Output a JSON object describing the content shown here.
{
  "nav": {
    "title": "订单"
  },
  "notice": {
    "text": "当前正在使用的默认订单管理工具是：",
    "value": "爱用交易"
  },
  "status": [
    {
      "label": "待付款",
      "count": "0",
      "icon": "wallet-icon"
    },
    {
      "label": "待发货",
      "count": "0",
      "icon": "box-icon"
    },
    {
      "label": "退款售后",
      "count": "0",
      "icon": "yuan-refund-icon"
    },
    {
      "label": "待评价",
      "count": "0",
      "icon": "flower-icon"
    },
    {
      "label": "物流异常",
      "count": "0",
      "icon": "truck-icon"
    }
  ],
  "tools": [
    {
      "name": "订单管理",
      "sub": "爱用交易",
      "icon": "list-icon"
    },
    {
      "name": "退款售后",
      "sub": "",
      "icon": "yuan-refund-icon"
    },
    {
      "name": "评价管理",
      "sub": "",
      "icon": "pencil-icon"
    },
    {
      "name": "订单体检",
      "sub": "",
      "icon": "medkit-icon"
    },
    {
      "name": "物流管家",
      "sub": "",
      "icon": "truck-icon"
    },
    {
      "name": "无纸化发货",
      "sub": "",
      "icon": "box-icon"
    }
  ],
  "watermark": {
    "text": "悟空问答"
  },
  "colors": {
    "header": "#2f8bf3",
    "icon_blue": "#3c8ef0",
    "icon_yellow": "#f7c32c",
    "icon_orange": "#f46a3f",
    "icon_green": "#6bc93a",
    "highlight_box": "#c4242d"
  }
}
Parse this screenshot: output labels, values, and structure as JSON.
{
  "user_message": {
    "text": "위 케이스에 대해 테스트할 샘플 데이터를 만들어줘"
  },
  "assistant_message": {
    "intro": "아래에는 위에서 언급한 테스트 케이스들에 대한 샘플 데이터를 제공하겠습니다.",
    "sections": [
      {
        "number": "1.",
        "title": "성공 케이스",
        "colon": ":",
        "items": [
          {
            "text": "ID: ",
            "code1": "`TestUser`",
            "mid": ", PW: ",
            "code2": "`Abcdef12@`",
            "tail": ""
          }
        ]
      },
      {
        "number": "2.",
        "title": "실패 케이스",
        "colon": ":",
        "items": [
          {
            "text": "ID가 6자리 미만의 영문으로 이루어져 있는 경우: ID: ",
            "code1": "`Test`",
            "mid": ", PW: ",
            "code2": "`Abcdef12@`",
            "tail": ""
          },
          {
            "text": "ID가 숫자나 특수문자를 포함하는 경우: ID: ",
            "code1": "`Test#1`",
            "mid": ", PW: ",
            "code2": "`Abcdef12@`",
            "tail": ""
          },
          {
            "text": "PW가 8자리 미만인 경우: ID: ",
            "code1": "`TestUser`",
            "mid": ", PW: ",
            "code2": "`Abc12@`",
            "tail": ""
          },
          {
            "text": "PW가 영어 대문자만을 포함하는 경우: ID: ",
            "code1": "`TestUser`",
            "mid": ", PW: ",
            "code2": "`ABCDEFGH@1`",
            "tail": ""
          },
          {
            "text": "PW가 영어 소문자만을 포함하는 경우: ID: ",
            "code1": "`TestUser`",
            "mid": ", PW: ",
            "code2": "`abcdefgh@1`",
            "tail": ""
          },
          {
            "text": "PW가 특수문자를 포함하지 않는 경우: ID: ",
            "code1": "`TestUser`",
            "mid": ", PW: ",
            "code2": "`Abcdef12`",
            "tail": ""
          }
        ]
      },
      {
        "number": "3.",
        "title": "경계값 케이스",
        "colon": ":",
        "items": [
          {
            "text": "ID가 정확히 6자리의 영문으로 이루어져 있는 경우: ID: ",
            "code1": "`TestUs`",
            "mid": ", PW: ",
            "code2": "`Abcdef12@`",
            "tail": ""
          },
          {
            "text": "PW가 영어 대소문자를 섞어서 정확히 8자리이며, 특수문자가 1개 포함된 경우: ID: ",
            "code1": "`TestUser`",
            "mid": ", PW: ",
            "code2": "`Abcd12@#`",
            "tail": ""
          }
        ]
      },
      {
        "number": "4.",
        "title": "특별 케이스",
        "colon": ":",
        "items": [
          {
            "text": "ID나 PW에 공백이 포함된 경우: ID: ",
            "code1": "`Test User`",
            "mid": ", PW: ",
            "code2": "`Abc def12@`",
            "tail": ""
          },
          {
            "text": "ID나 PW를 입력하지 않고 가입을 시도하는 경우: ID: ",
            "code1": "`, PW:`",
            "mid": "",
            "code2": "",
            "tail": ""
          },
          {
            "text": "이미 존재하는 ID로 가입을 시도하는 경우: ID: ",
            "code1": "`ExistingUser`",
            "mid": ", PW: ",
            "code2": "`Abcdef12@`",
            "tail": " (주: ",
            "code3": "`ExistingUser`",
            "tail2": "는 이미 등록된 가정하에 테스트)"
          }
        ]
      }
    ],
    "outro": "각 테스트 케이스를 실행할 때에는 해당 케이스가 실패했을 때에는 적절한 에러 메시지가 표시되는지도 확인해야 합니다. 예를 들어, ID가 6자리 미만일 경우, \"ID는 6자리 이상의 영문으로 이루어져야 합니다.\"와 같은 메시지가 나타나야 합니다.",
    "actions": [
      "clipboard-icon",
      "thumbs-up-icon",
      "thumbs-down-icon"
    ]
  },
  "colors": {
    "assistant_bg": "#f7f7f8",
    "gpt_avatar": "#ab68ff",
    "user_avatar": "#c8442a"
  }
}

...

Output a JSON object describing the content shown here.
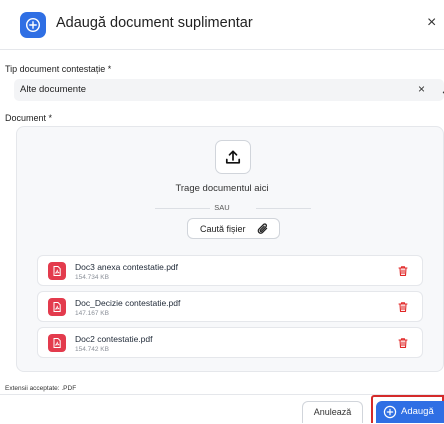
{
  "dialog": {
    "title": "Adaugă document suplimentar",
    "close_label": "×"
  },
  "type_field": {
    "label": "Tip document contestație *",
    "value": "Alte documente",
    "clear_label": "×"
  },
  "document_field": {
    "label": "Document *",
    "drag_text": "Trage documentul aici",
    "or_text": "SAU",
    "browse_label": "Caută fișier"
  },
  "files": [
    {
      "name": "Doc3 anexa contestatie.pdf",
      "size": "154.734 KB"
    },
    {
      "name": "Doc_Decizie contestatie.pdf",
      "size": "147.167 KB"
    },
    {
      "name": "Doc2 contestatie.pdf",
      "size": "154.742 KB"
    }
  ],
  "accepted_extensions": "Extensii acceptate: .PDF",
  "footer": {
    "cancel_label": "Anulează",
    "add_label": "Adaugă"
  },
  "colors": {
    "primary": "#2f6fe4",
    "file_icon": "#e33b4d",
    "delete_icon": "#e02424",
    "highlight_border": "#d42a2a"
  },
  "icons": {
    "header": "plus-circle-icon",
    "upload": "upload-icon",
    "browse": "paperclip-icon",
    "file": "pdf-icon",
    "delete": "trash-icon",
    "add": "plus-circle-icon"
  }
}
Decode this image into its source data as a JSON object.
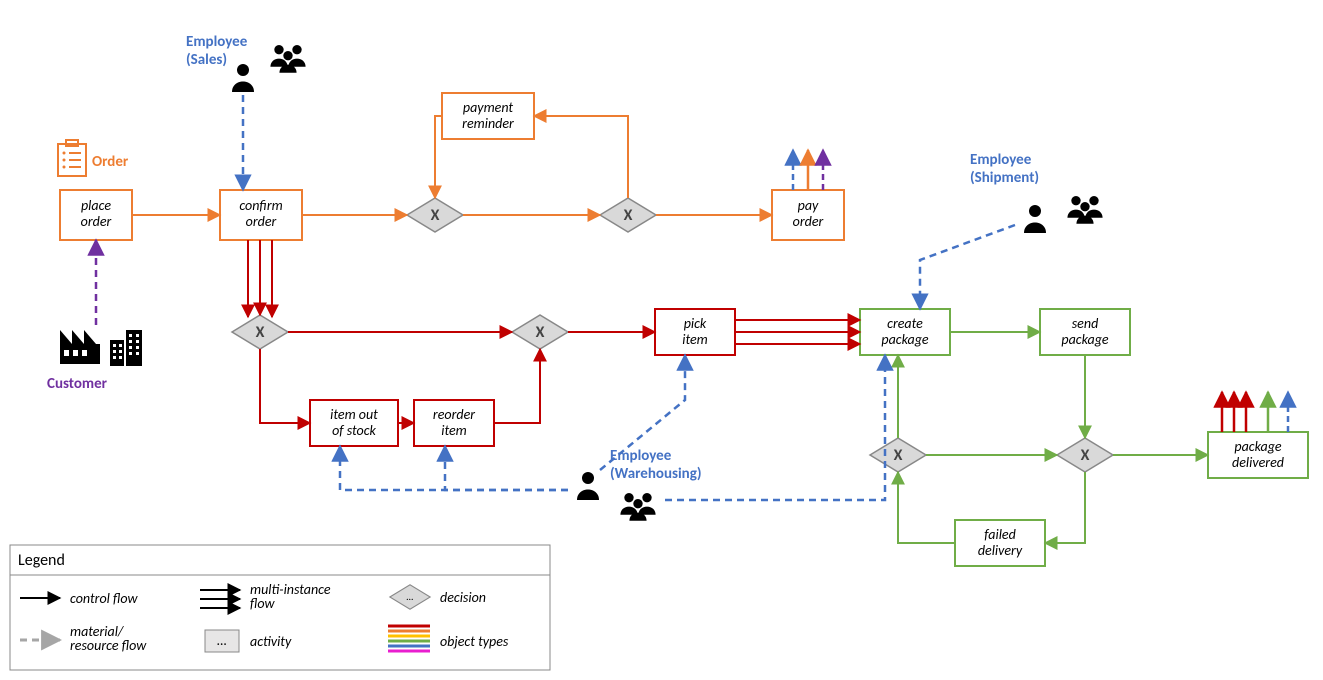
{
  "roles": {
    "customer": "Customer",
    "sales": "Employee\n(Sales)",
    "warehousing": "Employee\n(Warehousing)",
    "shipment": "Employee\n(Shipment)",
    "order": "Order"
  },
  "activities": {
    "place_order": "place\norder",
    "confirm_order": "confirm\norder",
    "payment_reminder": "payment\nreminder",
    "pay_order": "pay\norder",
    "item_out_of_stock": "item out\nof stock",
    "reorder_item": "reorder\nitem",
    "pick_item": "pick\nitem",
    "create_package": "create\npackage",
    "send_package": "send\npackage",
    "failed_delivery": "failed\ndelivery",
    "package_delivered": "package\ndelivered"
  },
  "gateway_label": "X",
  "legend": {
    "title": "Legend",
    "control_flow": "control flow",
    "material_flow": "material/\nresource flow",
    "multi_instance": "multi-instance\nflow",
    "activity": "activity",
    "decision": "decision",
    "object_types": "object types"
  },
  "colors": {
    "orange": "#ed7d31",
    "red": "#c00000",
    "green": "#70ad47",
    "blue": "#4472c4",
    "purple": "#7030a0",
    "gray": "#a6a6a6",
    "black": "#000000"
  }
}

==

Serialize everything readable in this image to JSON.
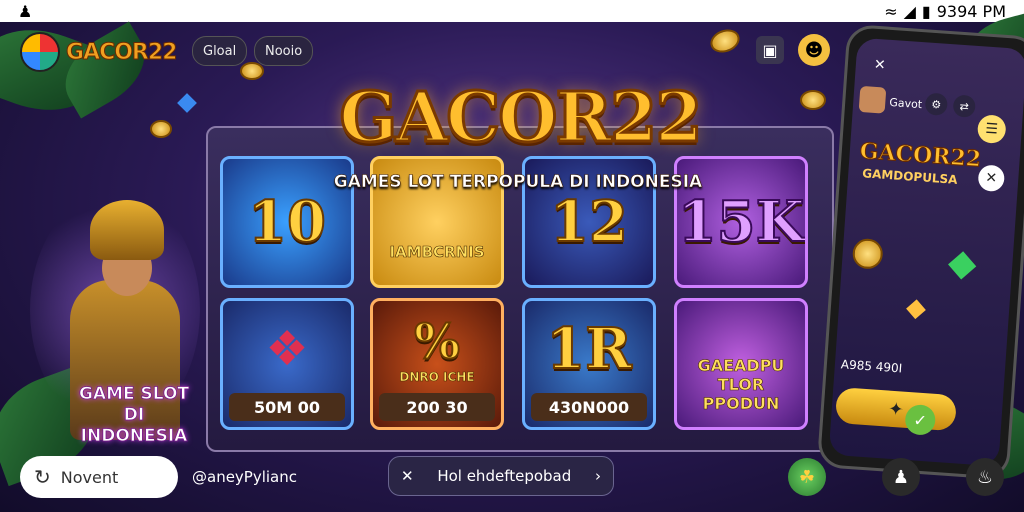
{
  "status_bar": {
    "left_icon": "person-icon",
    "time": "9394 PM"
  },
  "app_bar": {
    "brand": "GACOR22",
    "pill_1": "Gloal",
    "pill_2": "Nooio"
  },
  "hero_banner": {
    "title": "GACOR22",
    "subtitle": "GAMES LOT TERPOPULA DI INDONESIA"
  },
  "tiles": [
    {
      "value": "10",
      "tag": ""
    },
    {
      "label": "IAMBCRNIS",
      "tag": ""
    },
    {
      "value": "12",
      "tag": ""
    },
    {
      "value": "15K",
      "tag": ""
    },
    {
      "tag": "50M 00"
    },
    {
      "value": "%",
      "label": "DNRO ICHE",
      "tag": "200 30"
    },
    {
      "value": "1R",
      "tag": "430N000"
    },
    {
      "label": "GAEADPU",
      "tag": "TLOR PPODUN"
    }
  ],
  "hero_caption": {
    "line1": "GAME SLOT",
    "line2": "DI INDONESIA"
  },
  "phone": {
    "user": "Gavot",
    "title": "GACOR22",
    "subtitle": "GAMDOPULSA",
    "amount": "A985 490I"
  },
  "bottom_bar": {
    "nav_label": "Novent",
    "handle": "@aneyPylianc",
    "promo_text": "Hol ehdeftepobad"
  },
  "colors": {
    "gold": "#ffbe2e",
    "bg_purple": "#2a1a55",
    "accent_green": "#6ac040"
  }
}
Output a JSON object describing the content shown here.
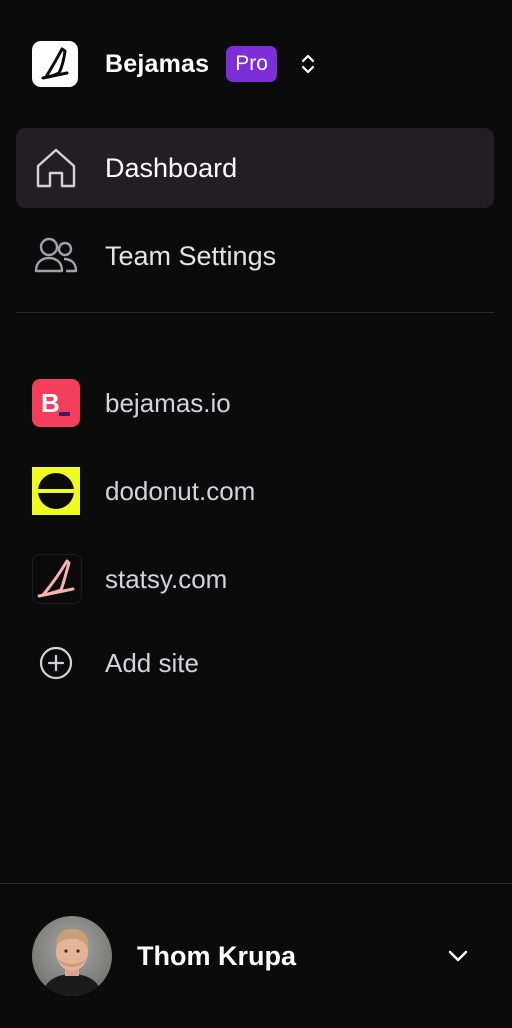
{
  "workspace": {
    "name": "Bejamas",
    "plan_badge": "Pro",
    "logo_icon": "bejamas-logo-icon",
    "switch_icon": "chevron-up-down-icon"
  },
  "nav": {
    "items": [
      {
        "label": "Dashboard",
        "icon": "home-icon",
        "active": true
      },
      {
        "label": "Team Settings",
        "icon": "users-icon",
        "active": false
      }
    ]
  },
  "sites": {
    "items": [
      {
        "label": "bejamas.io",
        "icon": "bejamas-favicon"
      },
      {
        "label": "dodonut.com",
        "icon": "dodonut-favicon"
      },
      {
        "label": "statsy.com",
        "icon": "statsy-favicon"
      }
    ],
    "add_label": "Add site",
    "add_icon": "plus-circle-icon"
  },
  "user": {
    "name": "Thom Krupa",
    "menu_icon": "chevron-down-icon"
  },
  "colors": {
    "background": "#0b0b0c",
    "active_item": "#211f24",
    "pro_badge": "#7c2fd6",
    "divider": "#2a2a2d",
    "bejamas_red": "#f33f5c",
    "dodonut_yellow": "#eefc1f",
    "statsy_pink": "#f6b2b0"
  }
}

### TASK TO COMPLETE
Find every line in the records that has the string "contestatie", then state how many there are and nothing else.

### RESPONSE TO THE EXERCISE
3